There has been some confusion as to whether Section 310.1.1 of the International Fuel Gas Code (IFGC)/2009 and Section G2411.1.1 of the International Residential Code (IRC)/2009 are in direct conflict with Section 309.1 and Section G2410.1, respectively, of the same codes, along with Section 250.104(B) of the National Electrical Code (NEC)/2008. We believe the confusion lies in the words of Section 309.1 (IRC)/G2410.1 (IFGC) as follows: "Gas piping shall not be used as a grounding electrode." In short, bonding the gas CSST piping system does, by default, make it part of the electrical service grounding electrode system, it however is not being USED as the grounding electrode.

The IRC/2009 and IFGC/2009 state: "G2411.1.1 (310.1.1) CSST. Corrugated stainless steel tubing (CSST) gas piping systems shall be bonded to the electrical service grounding electrode system at the point where the gas service enters the building. The bonding jumper shall be not smaller than 6 AWG copper wire or equivalent."

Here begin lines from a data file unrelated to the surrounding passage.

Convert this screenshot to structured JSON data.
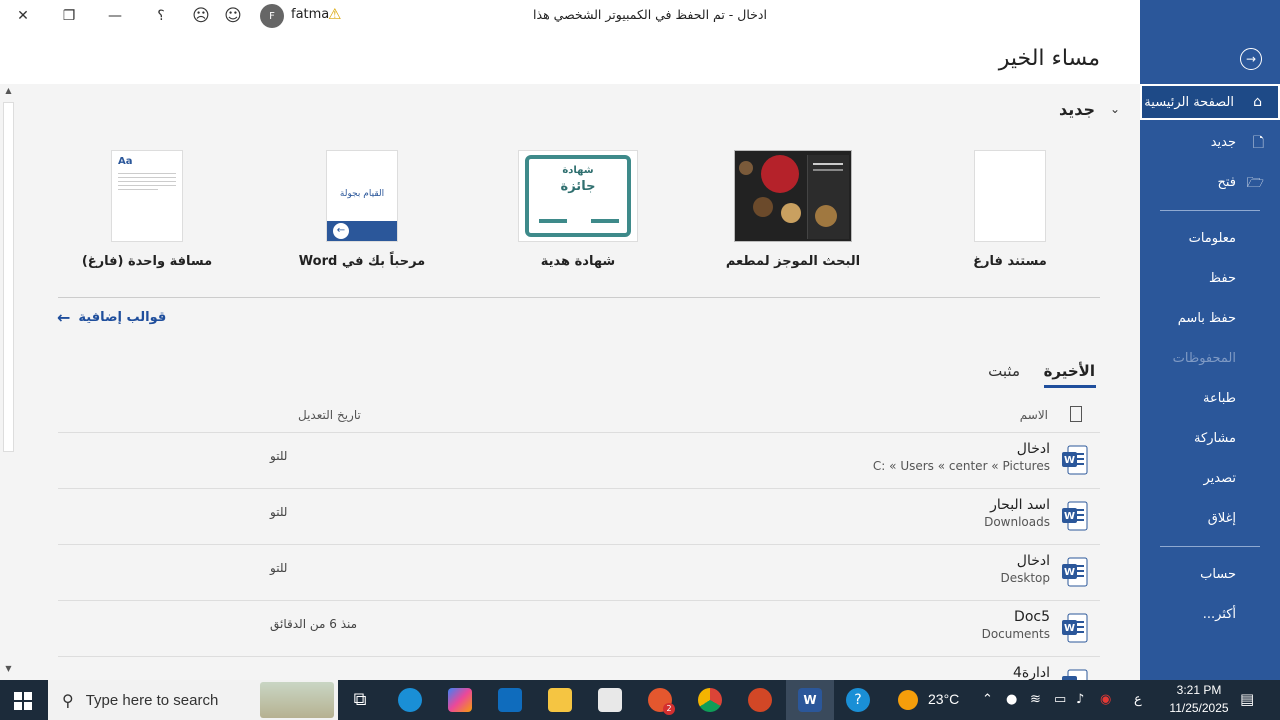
{
  "titlebar": {
    "doc_title": "ادخال  -  تم الحفظ في الكمبيوتر الشخصي هذا",
    "user_initial": "F",
    "user_name": "fatma",
    "help": "؟"
  },
  "greeting": "مساء الخير",
  "new_section": {
    "heading": "جديد",
    "templates": [
      {
        "label": "مستند فارغ"
      },
      {
        "label": "البحث الموجز لمطعم"
      },
      {
        "label": "شهادة هدية",
        "thumb_title": "شهادة",
        "thumb_sub": "جائزة"
      },
      {
        "label": "مرحباً بك في Word",
        "thumb_text": "القيام بجولة"
      },
      {
        "label": "مسافة واحدة (فارغ)",
        "thumb_text": "Aa"
      }
    ],
    "more_templates": "قوالب إضافية"
  },
  "tabs": {
    "recent": "الأخيرة",
    "pinned": "مثبت"
  },
  "columns": {
    "name": "الاسم",
    "modified": "تاريخ التعديل"
  },
  "files": [
    {
      "name": "ادخال",
      "path": "C: « Users « center « Pictures",
      "date": "للتو"
    },
    {
      "name": "اسد البحار",
      "path": "Downloads",
      "date": "للتو"
    },
    {
      "name": "ادخال",
      "path": "Desktop",
      "date": "للتو"
    },
    {
      "name": "Doc5",
      "path": "Documents",
      "date": "منذ 6 من الدقائق"
    },
    {
      "name": "ادارة4",
      "path": "",
      "date": ""
    }
  ],
  "sidebar": {
    "items": [
      {
        "label": "الصفحة الرئيسية"
      },
      {
        "label": "جديد"
      },
      {
        "label": "فتح"
      },
      {
        "label": "معلومات"
      },
      {
        "label": "حفظ"
      },
      {
        "label": "حفظ باسم"
      },
      {
        "label": "المحفوظات"
      },
      {
        "label": "طباعة"
      },
      {
        "label": "مشاركة"
      },
      {
        "label": "تصدير"
      },
      {
        "label": "إغلاق"
      },
      {
        "label": "حساب"
      },
      {
        "label": "أكثر..."
      }
    ]
  },
  "taskbar": {
    "search_placeholder": "Type here to search",
    "weather": "23°C",
    "time": "3:21 PM",
    "date": "11/25/2025",
    "lang": "ع",
    "zoom_badge": "2"
  },
  "colors": {
    "accent": "#2b579a",
    "taskbar": "#1c2b3a"
  }
}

The purpose of the bonding jumper required by these sections is to reduce the likelihood of damage to the CSST caused by the electrical energy from an indirect lightning strike. As you know, NOTHING is capable of protecting ANYTHING from a direct lightning strike. In the case of an indirect strike, the electrical energy could travel along metal piping and tubing and "jump" off to other metal components in the building. This causes an arcing that could burn and perforate the wall of CSST tubing due to the lack of thickness of its exterior wall thus causing a gas leak. Per the IRC/2009 Commentary, the bonding of the CSST directly to the electrical service grounding electrode system has been shown in laboratory testing to greatly reduce this risk. Remember that the bonding clamp must connect to the rigid steel piping at the point where the gas service enters the building and may be located either inside or outside the building. The bonding conductor must be continuous with the other end connected to the steel enclosure of the electrical service equipment or the grounded conductor at the electrical service or the grounding electrode conductor (if od sufficient size) between the service equipment and the grounding electrode(s) or one or more of the grounding electrodes for the electrical system. The bonding jumper may be connected as per the diagram below. The diagram is a reprint, with permission from the International Code Council (ICC), from the IRC/2009 Commentary. As you can see, ICC Commentaries provide wonderful insight into the intent of the code provisions and are a useful tool in any code official’s library.